The second thing I noticed about the restaurant was the oven in the middle. I’m not sure all meals are prepared right behind here, where I guess the bar used to be, but the sight of the flames and the stone pizza oven helped me make up my mind on what I would order before I even looked at the menu. The place is huge! We were seated at the far end of the second seating area and were handed both lunch and a la carte menus. I had a quick glance over the main menu, but both of us opted for the 2 course lunch meal.
I ordered the Cozze Bianca Vapore (steaed mussels in a white wine, garlic and parsley sauce) and a pizza verdure mista (which I ordered with no cheese). I told PDB, that one of my personal criteria for authentic pizza places is one that serves marinara on the menu. I know it’s silly, but when I stayed in Italy for a summer, I think I had at least one pizza a day, everywhere from Venice to Milan to Naples and Capri and I associate that plain, basic pizza with the best and freshest ingredients that showcase the simple beauty of an Italian classic. Sorry—I got distracted.
Our starters arrived in good clip and my bowl of mussels was a good sized portion, not overwhelming, but didn’t feel stingy either. It was accompanied by a wee bowl of lemon water and a couple of rounds of bread that were not overly inspiring, but did the job to soak up a bit of the sauce from the mussels. Though, I am proud to say that my forays into bread baking has taught me to recognize how a bread has been proofed and cooked just by looking at it. The mussels were good and very fresh, the sauce was a bit salty, but since I wasn’t drinking it, it was fine to flavour the mussels. 

Mussels in wine and garlic sauce
PDB seemed to be very content with his choice of seafood soup (though blended seafood soup kinda scares me-having come from a chunky-style soup background). Our mains arrived shortly after.

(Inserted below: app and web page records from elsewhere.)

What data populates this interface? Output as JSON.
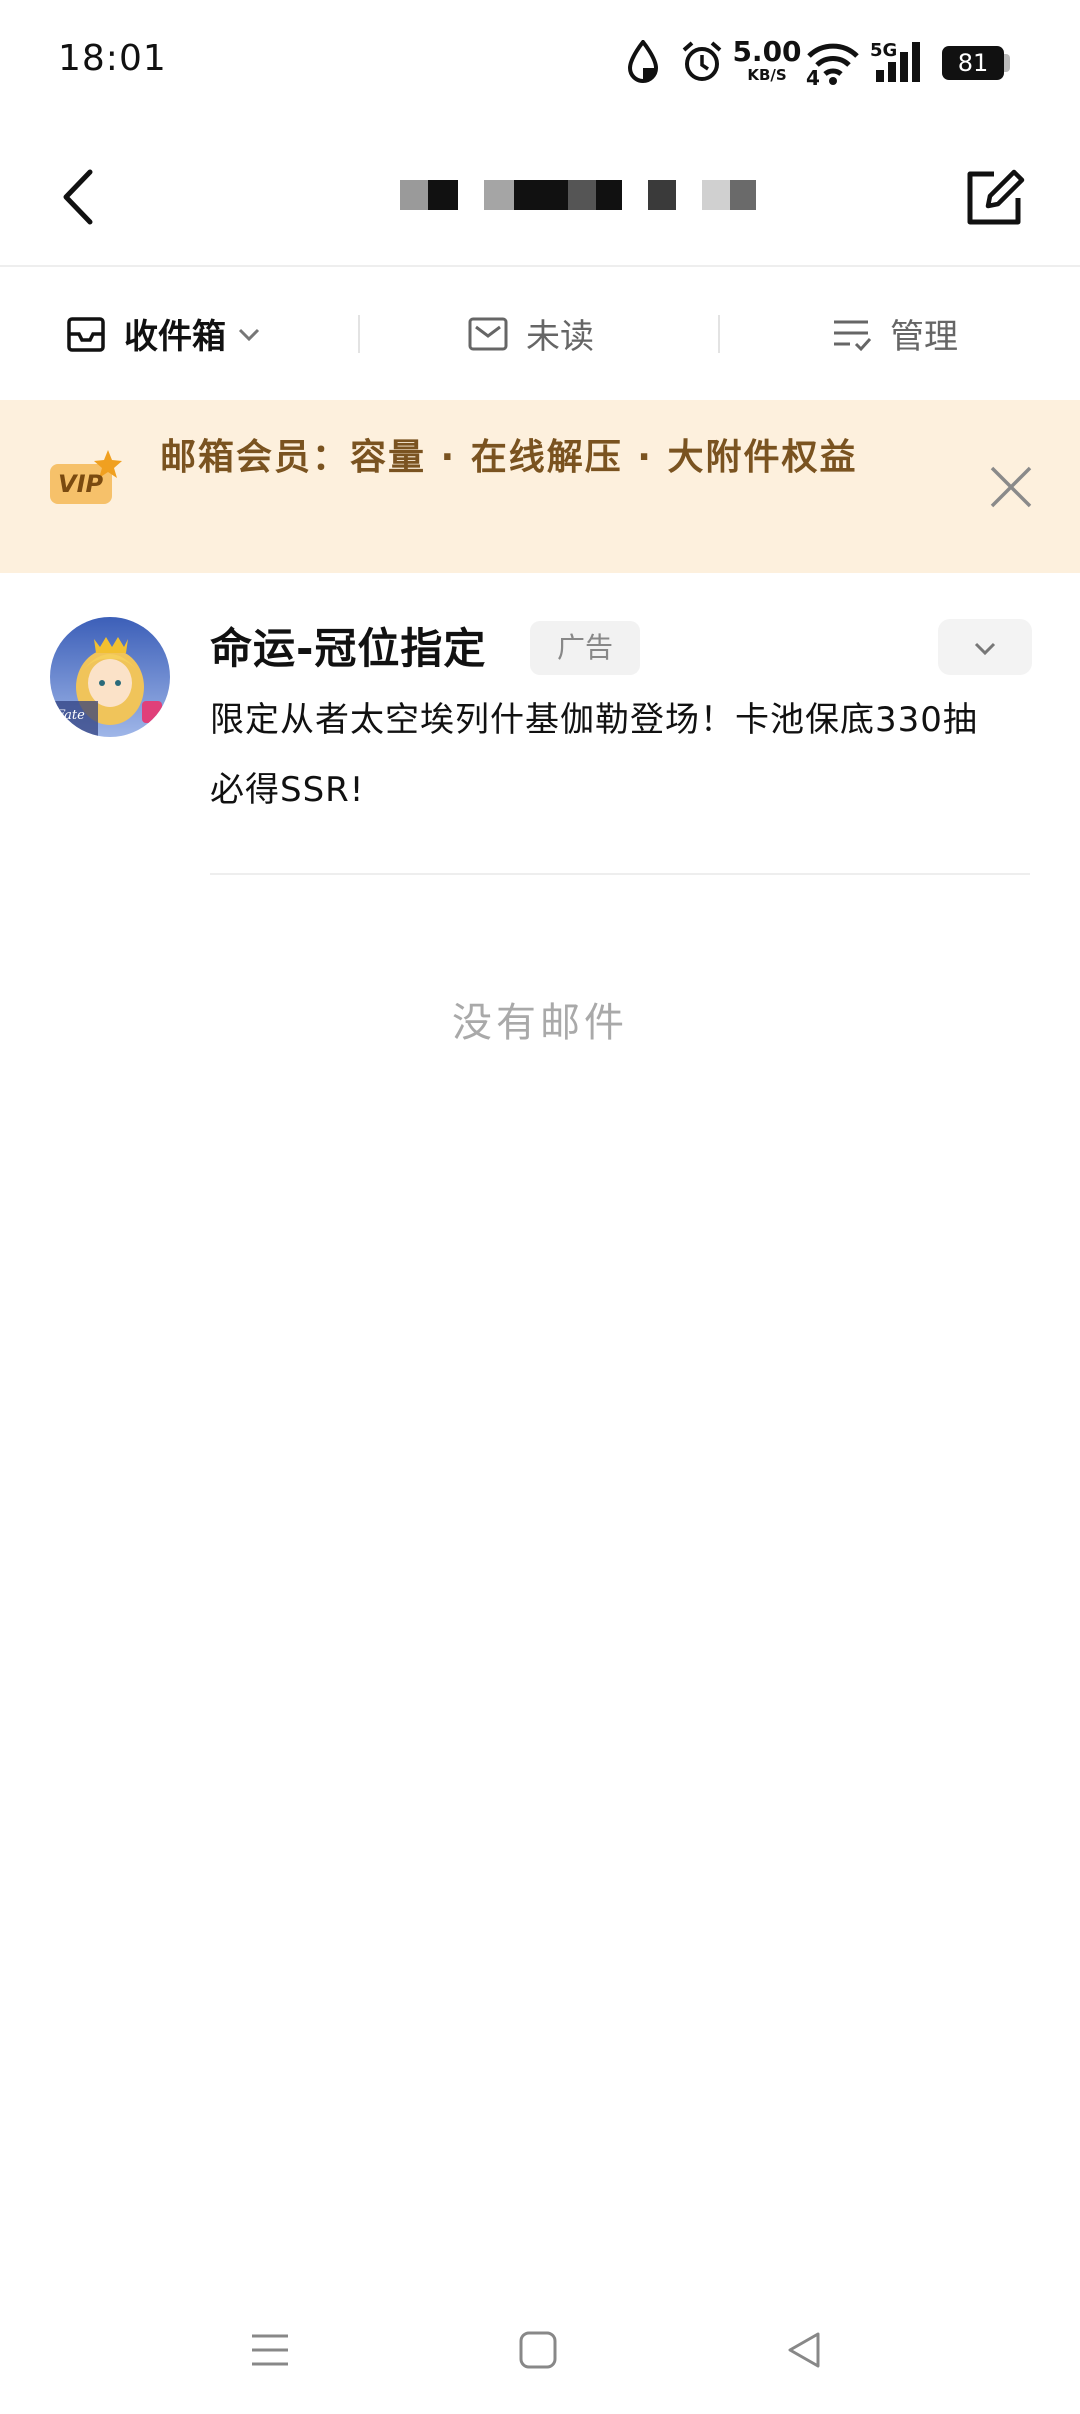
{
  "status_bar": {
    "time": "18:01",
    "network_speed_value": "5.00",
    "network_speed_unit": "KB/S",
    "network_type": "5G",
    "wifi_sub": "4",
    "battery": "81"
  },
  "header": {
    "back_icon": "chevron-left-icon",
    "compose_icon": "compose-edit-icon"
  },
  "filters": {
    "inbox_label": "收件箱",
    "unread_label": "未读",
    "manage_label": "管理"
  },
  "vip_banner": {
    "badge": "VIP",
    "text": "邮箱会员：容量 · 在线解压 · 大附件权益"
  },
  "mail_item": {
    "sender": "命运-冠位指定",
    "ad_label": "广告",
    "snippet": "限定从者太空埃列什基伽勒登场！卡池保底330抽必得SSR!"
  },
  "empty_state": {
    "text": "没有邮件"
  },
  "colors": {
    "banner_bg": "#fdf0dd",
    "banner_text": "#7a5320",
    "vip_gold": "#f0a020"
  }
}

My pizza descended like a space ship of red smeared joy onto the table in front of me; it was huge. It had some sliced cherry tomatoes, a few bits of courgette, some yellow and red peppers, and some aubergines. I don’t often go for the pizza option, but I wasn’t disappointed. The sauce was tasty, and the halved tomatoes were sweet. The aubergines were a touch bitter, but that’s something I put down to the availability of produce of that variety here in Edinburgh and not anything to do with the kitchen. The only thing that would have made it a bit better would have been a bit of greenery, some basil or visible herbs just to give it a visual contrast. Regardless, when our waitress asked me if I wanted to take it with me, I jumped at the chance to carry the second half of the pizza out with me. I felt so American.

Pizza verdure mista (sans cheese)

I added this photo just to show size scale

My nifty to go box that went with me to the post office and bank.
Overall, I want to return to Amarone and try the wines and the full dinner menu, while wearing a black dress and heels the über sleek and classy atmosphere seems to want. 

Scores on the Doors

Out of 20 Blythe gives Amarone:
3/5 for food
3/5 for presentation
3/5 for service
4/5 for setting
giving an overall 13/20

Out of 20 Miriam gives Amarone:
3/5 for food
3/5 for presentation
3/5 for service
4/5 for setting
giving an overall 13/20

Today’s Lunch Questers were: Miriam, Blythe

We wore: Knee-length riding boots, striped tie brightness.

We ate: Steamed mussels, seafood soup, rigatoni con salsiccia, pizza verdure miste.

We drank: Sparkly water, espresso.

Total Bill: c.£35

Amarone Edinburgh
13 St Andrew Square
Edinburgh, EH2 2BH

Amarone Edinburgh on Urbanspoon

Square Meal

Written by TheDudley